(Been gone a while)well, tb, being able to grip with your thigh, and gripping constantly are 2 different boats, in my book. Maybe it's just that my horses are cross trainers (lol) and when we're going western or dressage (english work is limited, so I guess I am used to longer stirrups), unless you're giving an explicit cue, I was always taught to just sit up there like a fly on their back, not gripping - it may be because I learned bareback first, as a kid. When I've been training, I can't get away with squeezing (even with thighs) for a spook. It always seems to push them further over the edge.
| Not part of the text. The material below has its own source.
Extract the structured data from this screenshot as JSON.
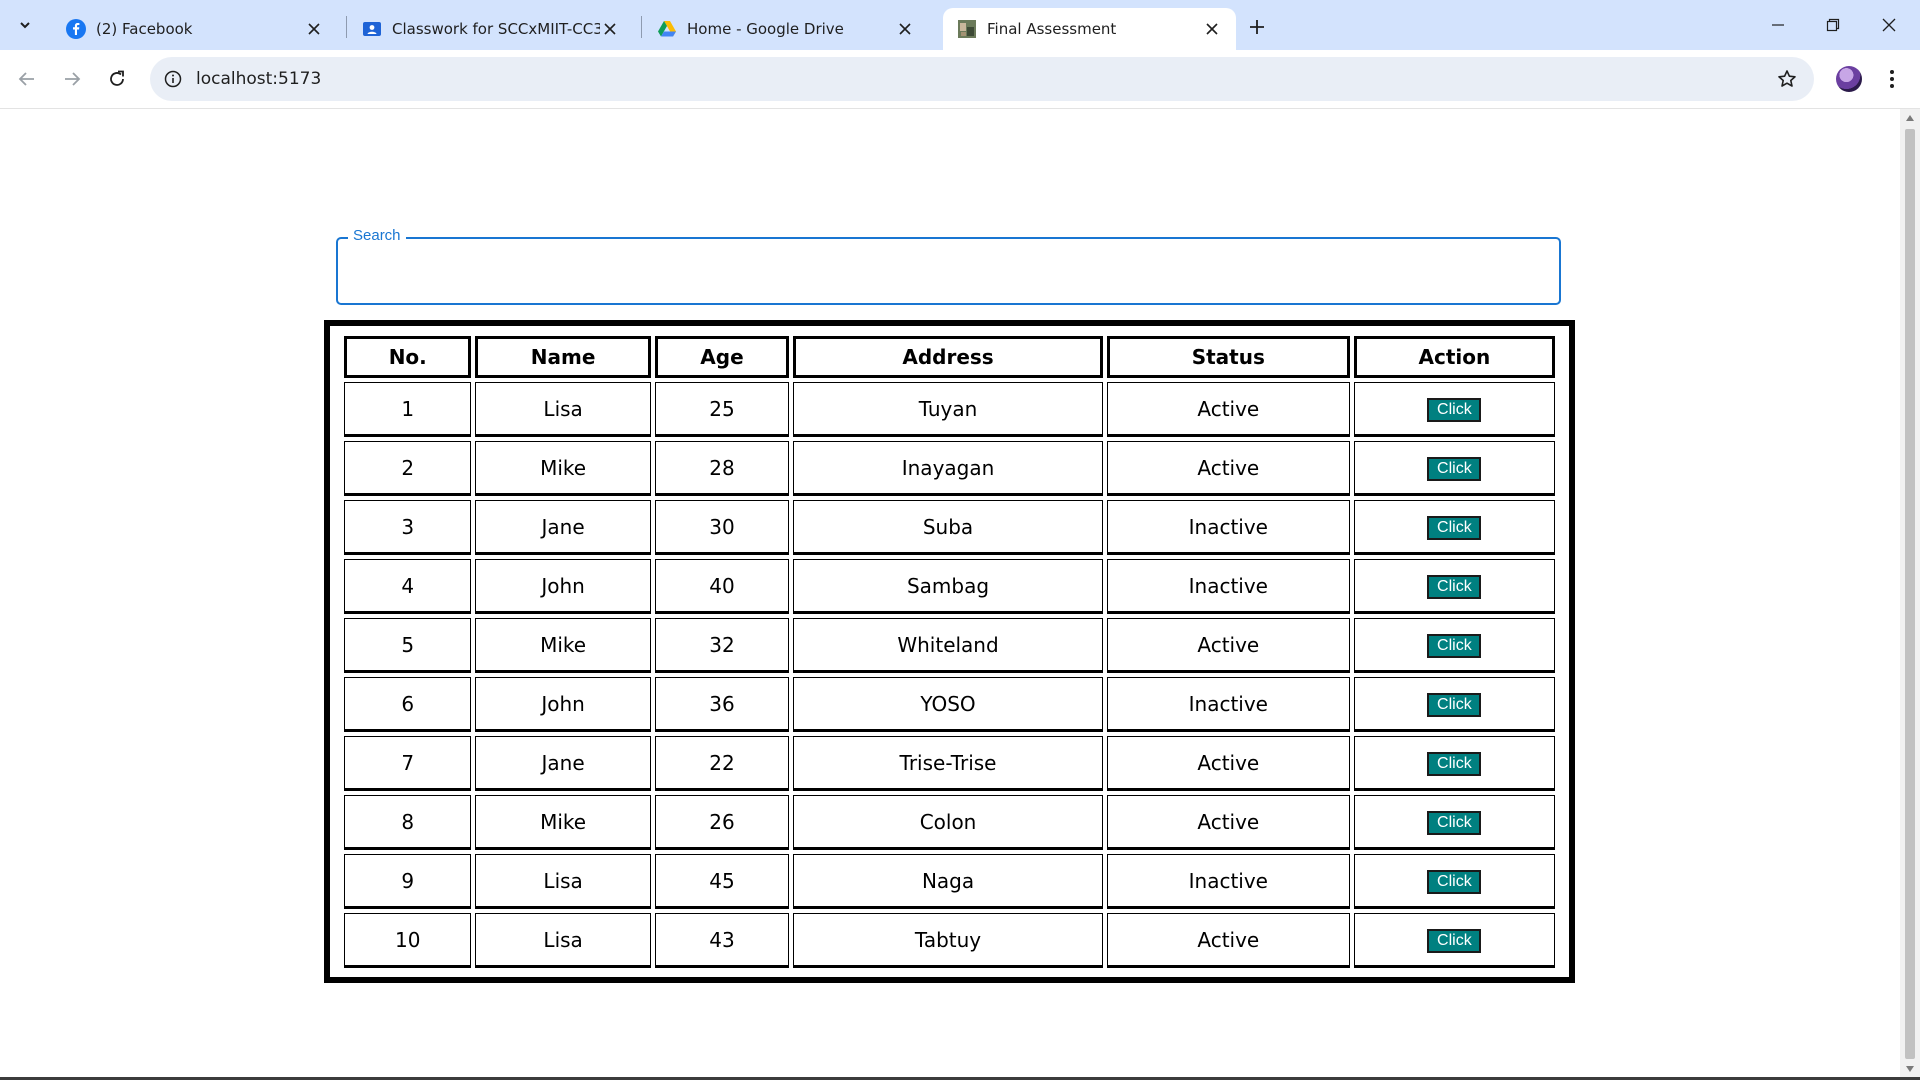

The western horses I've ridden & worked with (unless they don't know there leg cues - boy are there a lot of those suckers) go faster when you squeeze anywhere on the leg. The seat is so deep, and balanced that if you're in there securely, you don't need to grip. Part of that for sure is the longer leg. BUT, we may just be having a 'discipline' miscommunication here. Video speaks wonders. Lol. When I'm galloping, I only give pressure with the thigh to knee when I'm asking for more speed. My jumps have all been over cavaletti and logs, and I just stood up & leaned forward a bit for those (probably not right, but western saddle and all, at the time *cough* well....) When I get a rear, I will grip, just instinct I think.... moving along. Now, The simplest way to ask for a lead change is just to step down in your stirrup. They will move under your weight, and viola! Lead change. Lol. For flying lead changes, do MASSIVE figure 8's, and as you come up to the crossing point, trot them for a few strides, then cue to canter and ask them to tip the opposite hip towards the lead ( if you want a left lead, cue with your right leg to move that big butt to the left) . Chances are, that western feller you're working with hasn't had his buttons pushed in a looong time. They're there, they're just ... rusty.Now, someone like him, you probably grip/squeeze the crap out of all day long and not get much of a reaction. There are a TON of western horses like that. Seems like a lot of 'weekend' riders are lazy as hell, and love those horses that don't take leg cues. They also love when they just stick their nose up the next one's tail. However, they are all started the same as youngsters, with leg cues. It's not until they really get it do they switch over to neck reining. Try some ground cues with him to see what he remembers. It may take a little coaxing to get him to do it again.
Ask Often, Demand Nothing, and Reward Generously.